WORK INSTRUCTIONS:
Please return every line of the records that contains the word "Encounter".

Items from a dataset
......
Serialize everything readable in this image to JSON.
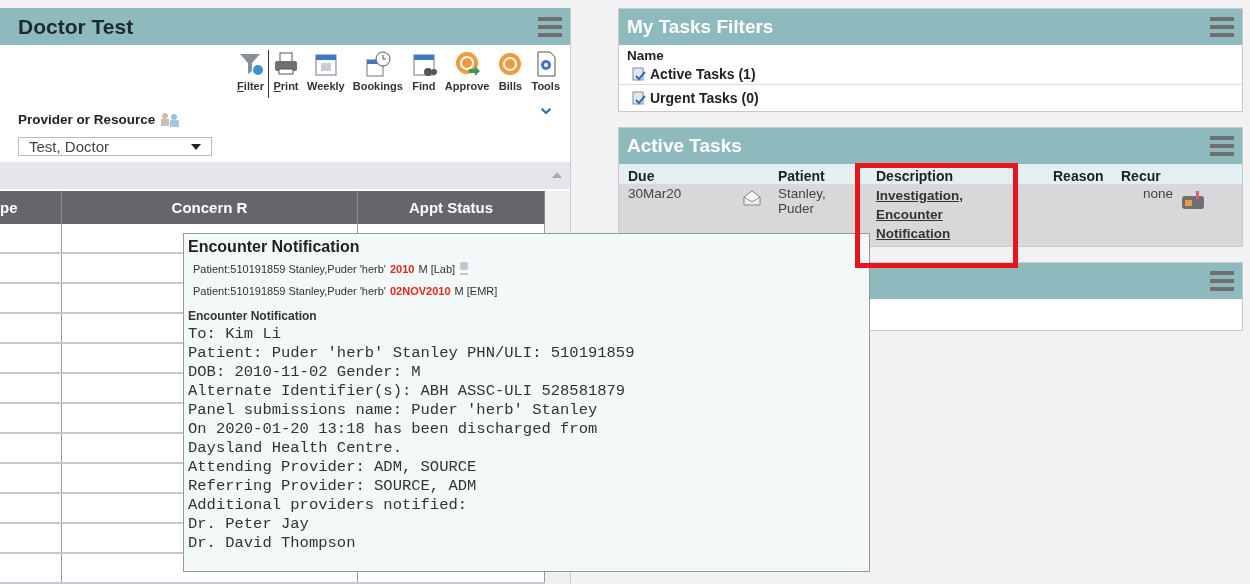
{
  "schedule_panel": {
    "title": "Doctor Test",
    "toolbar": [
      {
        "label": "Filter",
        "kind": "filter",
        "accelerator": true
      },
      {
        "label": "Print",
        "kind": "print",
        "accelerator": true
      },
      {
        "label": "Weekly",
        "kind": "calendar",
        "accelerator": false
      },
      {
        "label": "Bookings",
        "kind": "bookings",
        "accelerator": false
      },
      {
        "label": "Find",
        "kind": "find",
        "accelerator": false
      },
      {
        "label": "Approve",
        "kind": "approve",
        "accelerator": false
      },
      {
        "label": "Bills",
        "kind": "bills",
        "accelerator": false
      },
      {
        "label": "Tools",
        "kind": "tools",
        "accelerator": false
      }
    ],
    "provider_label": "Provider or Resource",
    "provider_value": "Test, Doctor",
    "table": {
      "columns": [
        "pe",
        "Concern R",
        "Appt Status"
      ]
    }
  },
  "tasks_filters": {
    "title": "My Tasks Filters",
    "column": "Name",
    "items": [
      {
        "label": "Active Tasks (1)"
      },
      {
        "label": "Urgent Tasks (0)"
      }
    ]
  },
  "active_tasks": {
    "title": "Active Tasks",
    "columns": [
      "Due",
      "Patient",
      "Description",
      "Reason",
      "Recur"
    ],
    "rows": [
      {
        "due": "30Mar20",
        "patient": "Stanley, Puder",
        "description": "Investigation, Encounter Notification",
        "recur": "none",
        "highlighted": true
      }
    ]
  },
  "popup": {
    "title": "Encounter Notification",
    "patient_lines": [
      {
        "text": "Patient:510191859 Stanley,Puder 'herb'",
        "date": "2010",
        "suffix": "M [Lab]",
        "icon": true
      },
      {
        "text": "Patient:510191859 Stanley,Puder 'herb'",
        "date": "02NOV2010",
        "suffix": "M [EMR]",
        "icon": false
      }
    ],
    "subtitle": "Encounter Notification",
    "body": [
      "To: Kim Li",
      "Patient: Puder 'herb' Stanley PHN/ULI: 510191859",
      "DOB: 2010-11-02 Gender: M",
      "Alternate Identifier(s): ABH ASSC-ULI 528581879",
      "Panel submissions name: Puder 'herb' Stanley",
      "On 2020-01-20 13:18 has been discharged from",
      "Daysland Health Centre.",
      "Attending Provider: ADM, SOURCE",
      "Referring Provider: SOURCE, ADM",
      "Additional providers notified:",
      "Dr. Peter Jay",
      "Dr. David Thompson"
    ]
  }
}
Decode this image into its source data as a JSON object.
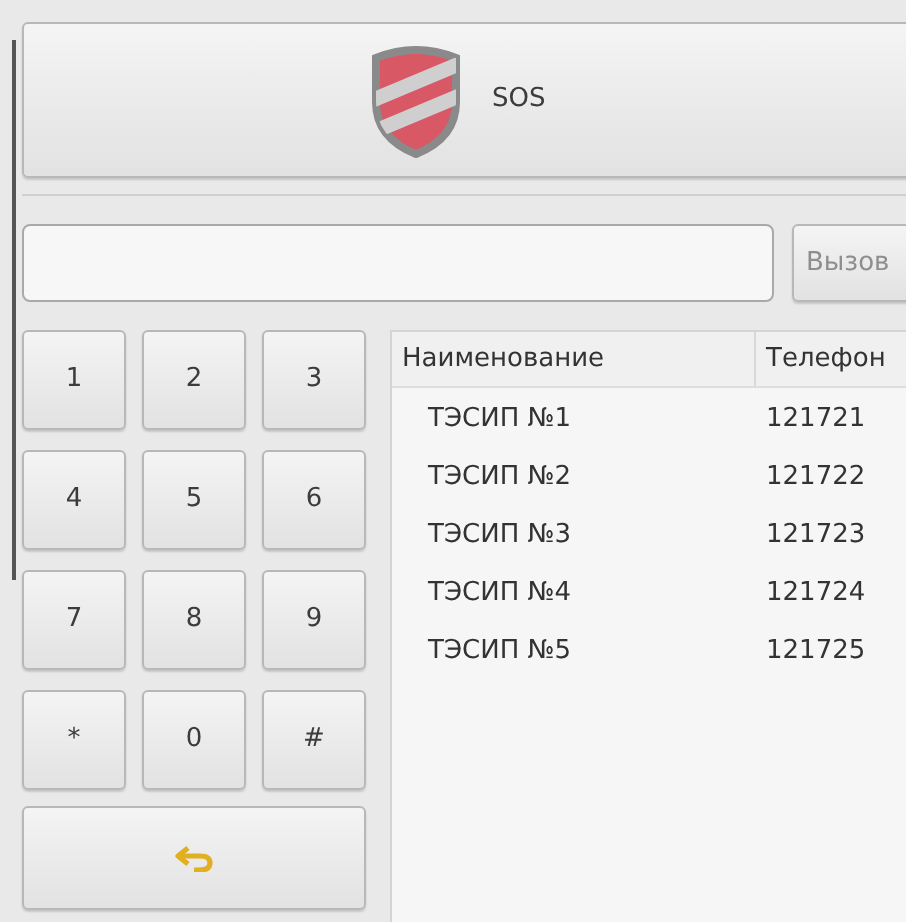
{
  "sos_button": {
    "label": "SOS"
  },
  "call_button": {
    "label": "Вызов",
    "disabled": true
  },
  "keypad": [
    "1",
    "2",
    "3",
    "4",
    "5",
    "6",
    "7",
    "8",
    "9",
    "*",
    "0",
    "#"
  ],
  "table": {
    "columns": [
      "Наименование",
      "Телефон"
    ],
    "rows": [
      [
        "ТЭСИП №1",
        "121721"
      ],
      [
        "ТЭСИП №2",
        "121722"
      ],
      [
        "ТЭСИП №3",
        "121723"
      ],
      [
        "ТЭСИП №4",
        "121724"
      ],
      [
        "ТЭСИП №5",
        "121725"
      ]
    ]
  }
}
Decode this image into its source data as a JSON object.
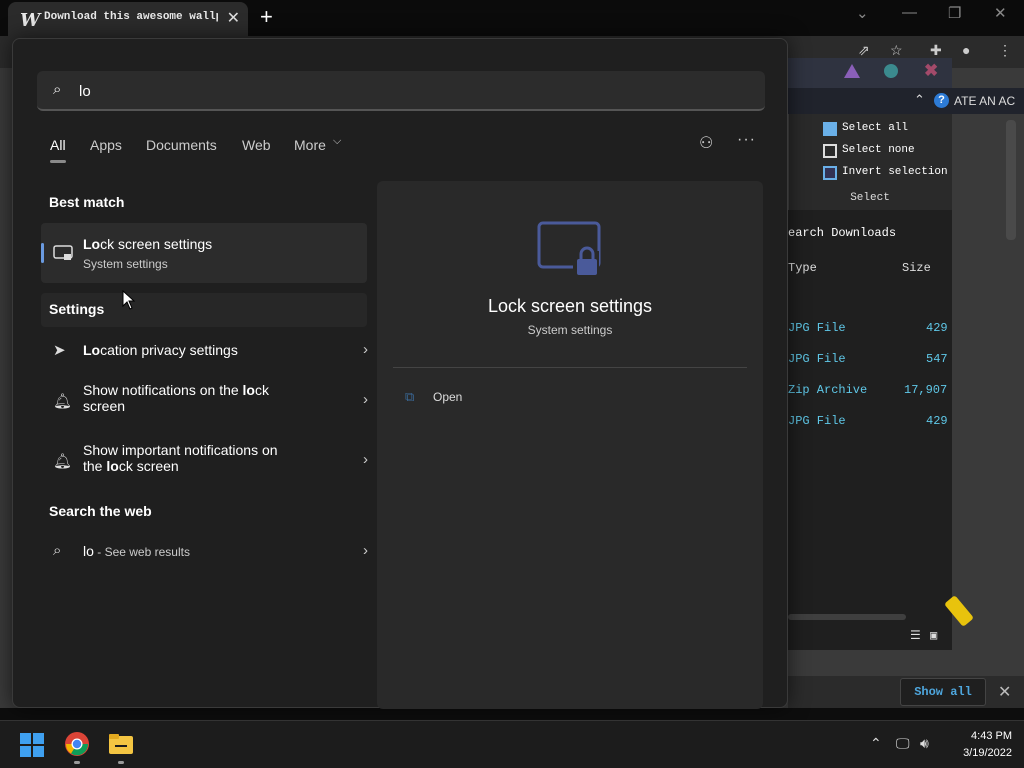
{
  "browser": {
    "tab_title": "Download this awesome wallpaper",
    "favicon": "W",
    "new_tab": "+",
    "close_tab": "✕",
    "toolbar_icons": [
      "share-icon",
      "star-icon",
      "extensions-icon",
      "profile-icon",
      "menu-icon"
    ]
  },
  "background_app": {
    "header_text": "ATE AN AC",
    "ribbon": {
      "select_all": "Select all",
      "select_none": "Select none",
      "invert_selection": "Invert selection",
      "group_label": "Select"
    },
    "file_list": {
      "search_label": "earch Downloads",
      "columns": [
        "Type",
        "Size"
      ],
      "rows": [
        {
          "type": "JPG File",
          "size": "429"
        },
        {
          "type": "JPG File",
          "size": "547"
        },
        {
          "type": "Zip Archive",
          "size": "17,907"
        },
        {
          "type": "JPG File",
          "size": "429"
        }
      ]
    },
    "notification": {
      "show_all": "Show all",
      "close": "✕"
    }
  },
  "search": {
    "query": "lo",
    "filters": [
      "All",
      "Apps",
      "Documents",
      "Web",
      "More"
    ],
    "more_chevron": "⌵",
    "more_options": "···"
  },
  "results": {
    "best_match_header": "Best match",
    "best_match": {
      "title_bold": "Lo",
      "title_rest": "ck screen settings",
      "subtitle": "System settings"
    },
    "settings_header": "Settings",
    "settings": [
      {
        "pre": "",
        "bold": "Lo",
        "post": "cation privacy settings",
        "line2": ""
      },
      {
        "pre": "Show notifications on the ",
        "bold": "lo",
        "post": "ck",
        "line2": "screen"
      },
      {
        "pre": "Show important notifications on",
        "bold": "",
        "post": "",
        "line2_pre": "the ",
        "line2_bold": "lo",
        "line2_post": "ck screen"
      }
    ],
    "web_header": "Search the web",
    "web": {
      "query": "lo",
      "suffix": " - See web results"
    }
  },
  "preview": {
    "title": "Lock screen settings",
    "subtitle": "System settings",
    "action": "Open"
  },
  "taskbar": {
    "time": "4:43 PM",
    "date": "3/19/2022",
    "tray_icons": [
      "chevron-up-icon",
      "network-icon",
      "volume-icon"
    ]
  },
  "colors": {
    "accent": "#4ea6dd",
    "panel": "#1f1f1f",
    "preview": "#292929"
  }
}
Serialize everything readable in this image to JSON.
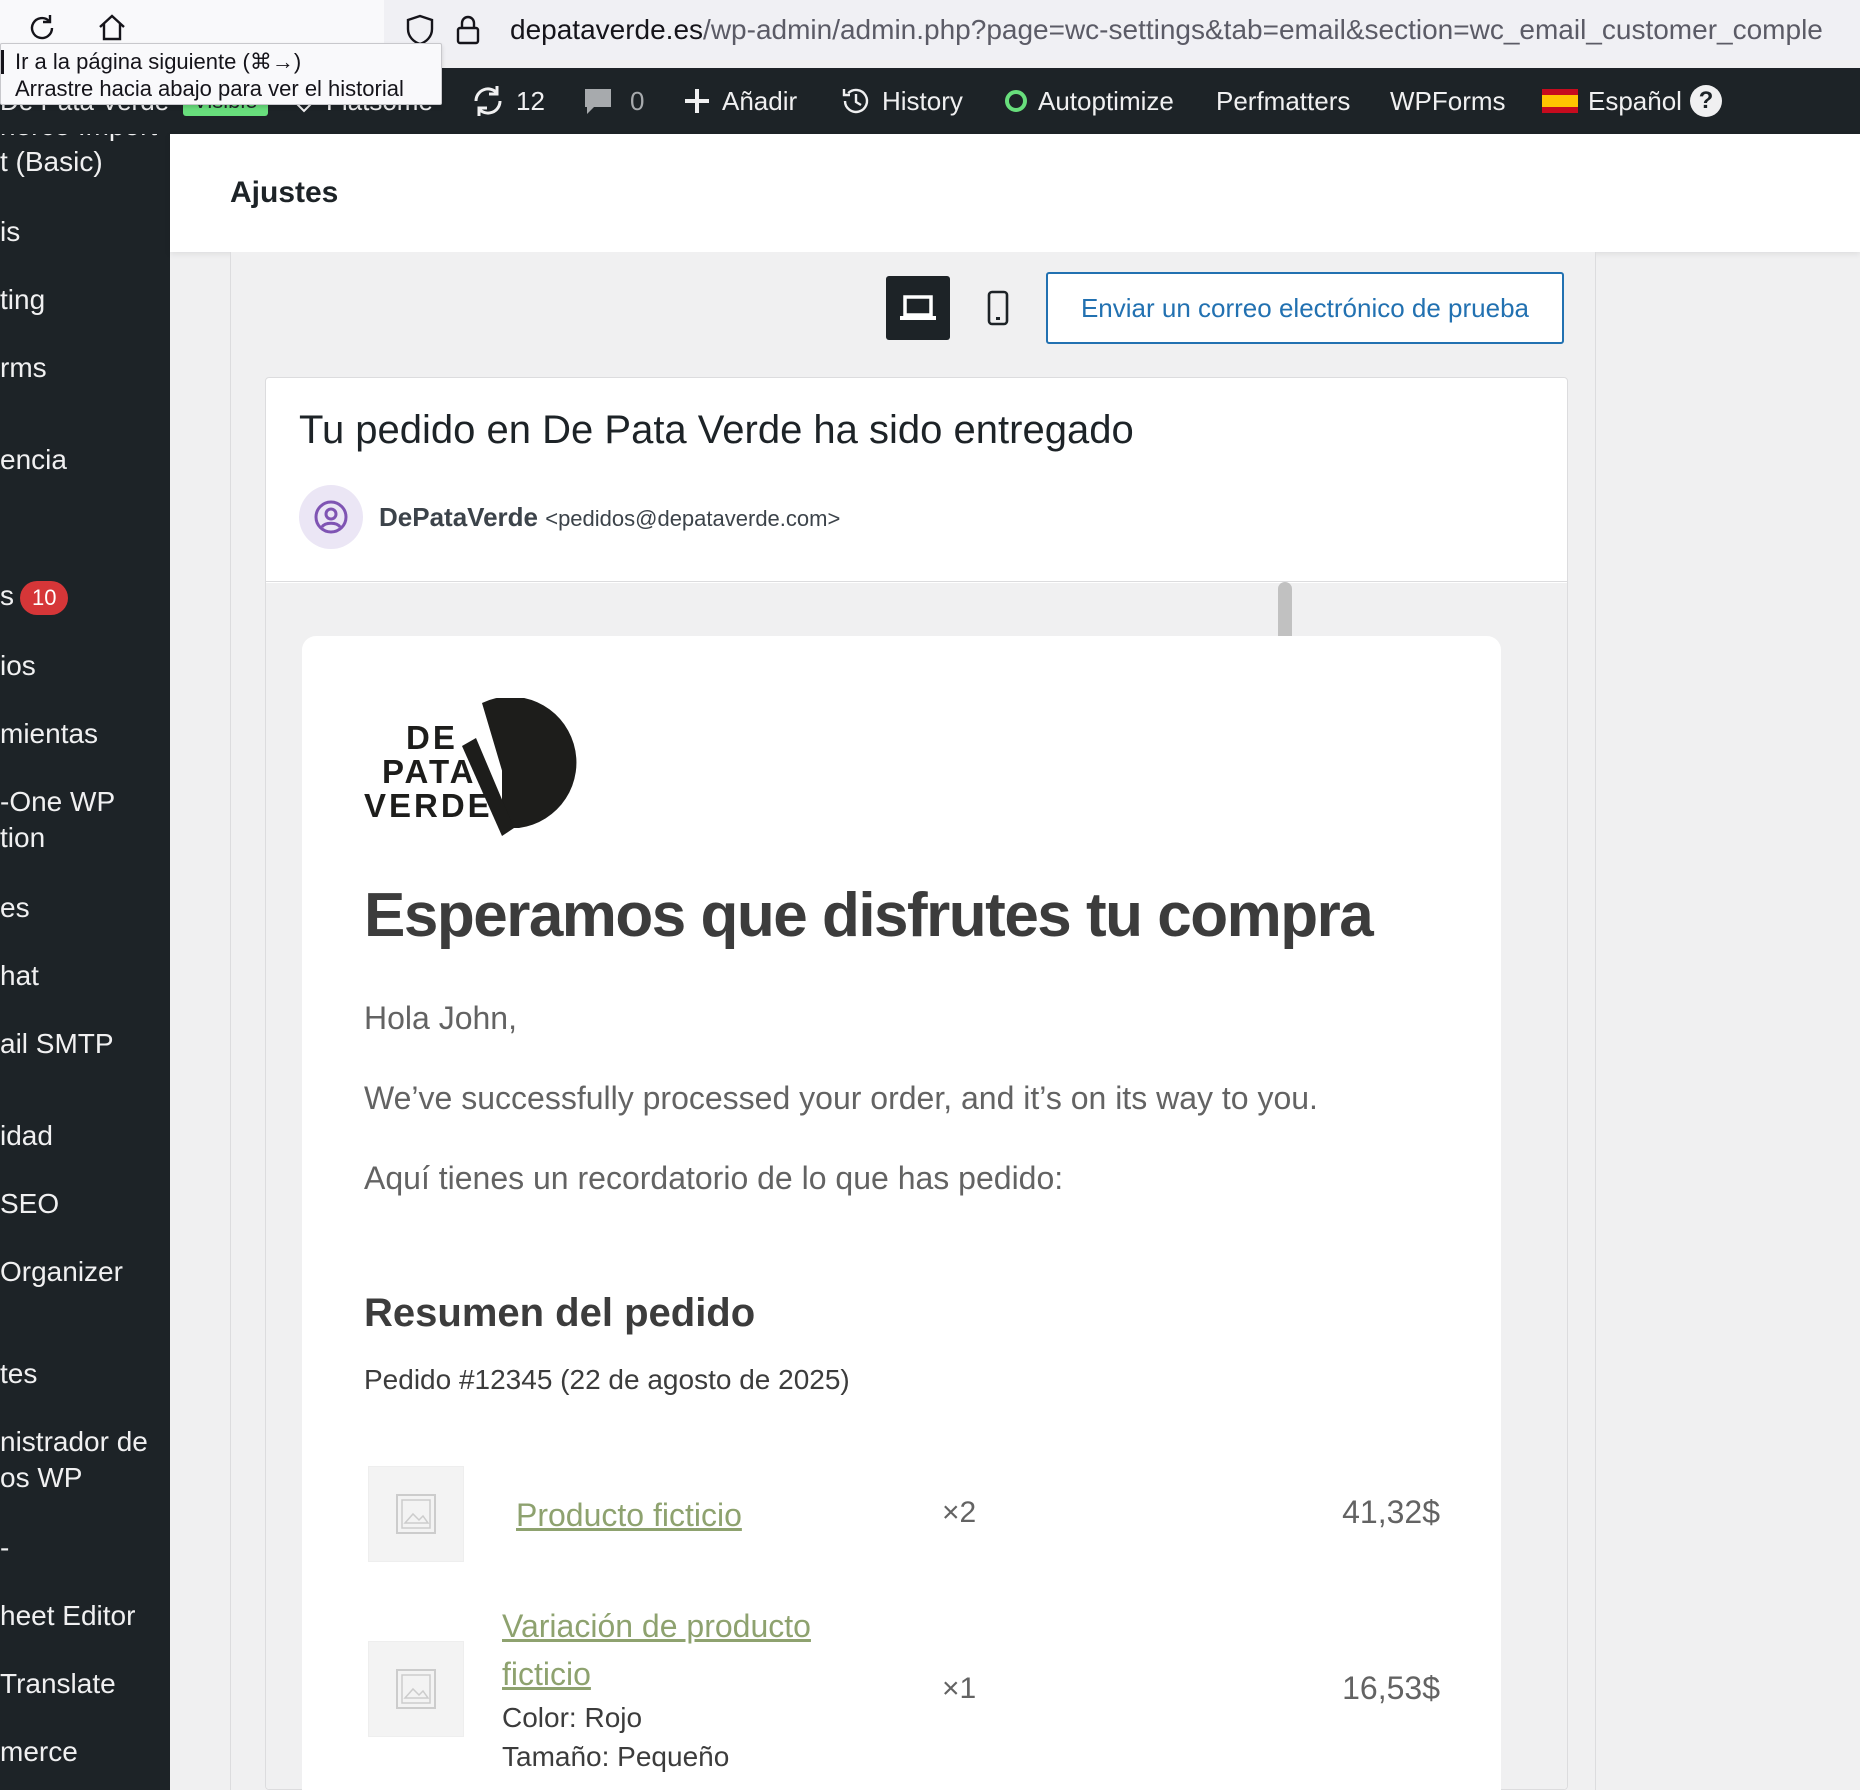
{
  "browser": {
    "url_host": "depataverde.es",
    "url_path": "/wp-admin/admin.php?page=wc-settings&tab=email&section=wc_email_customer_comple",
    "tooltip_line1": "Ir a la página siguiente (⌘→)",
    "tooltip_line2": "Arrastre hacia abajo para ver el historial"
  },
  "adminbar": {
    "site_name": "De Pata Verde",
    "visible_badge": "Visible",
    "theme": "Flatsome",
    "updates_count": "12",
    "comments_count": "0",
    "add_new": "Añadir",
    "history": "History",
    "autoptimize": "Autoptimize",
    "perfmatters": "Perfmatters",
    "wpforms": "WPForms",
    "language": "Español",
    "help": "?"
  },
  "sidebar": {
    "items": [
      "nerce Import",
      "t (Basic)",
      "is",
      "ting",
      "rms",
      "encia",
      "s",
      "ios",
      "mientas",
      "-One WP",
      "tion",
      "es",
      "hat",
      "ail SMTP",
      "idad",
      "SEO",
      " Organizer",
      "tes",
      "nistrador de",
      "os WP",
      "-",
      "heet Editor",
      "Translate",
      "merce"
    ],
    "badge": "10"
  },
  "header": {
    "title": "Ajustes"
  },
  "preview": {
    "send_test_label": "Enviar un correo electrónico de prueba",
    "subject": "Tu pedido en De Pata Verde ha sido entregado",
    "sender_name": "DePataVerde",
    "sender_email": "<pedidos@depataverde.com>"
  },
  "email": {
    "logo_line1": "DE",
    "logo_line2": "PATA",
    "logo_line3": "VERDE",
    "heading": "Esperamos que disfrutes tu compra",
    "greeting": "Hola John,",
    "processed": "We’ve successfully processed your order, and it’s on its way to you.",
    "reminder": "Aquí tienes un recordatorio de lo que has pedido:",
    "summary_title": "Resumen del pedido",
    "order_line": "Pedido #12345 (22 de agosto de 2025)",
    "items": [
      {
        "name": "Producto ficticio",
        "qty": "×2",
        "price": "41,32$"
      },
      {
        "name_line1": "Variación de producto",
        "name_line2": "ficticio",
        "color": "Color: Rojo",
        "size": "Tamaño: Pequeño",
        "qty": "×1",
        "price": "16,53$"
      }
    ]
  },
  "colors": {
    "admin_dark": "#1d2327",
    "wp_blue": "#2271b1",
    "link_green": "#8ea26f",
    "badge_red": "#d63638"
  }
}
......
REPLY TO THE EXERCISE:
        "description": "Investigation, Encounter Notification",
    "title": "Encounter Notification",
    "subtitle": "Encounter Notification",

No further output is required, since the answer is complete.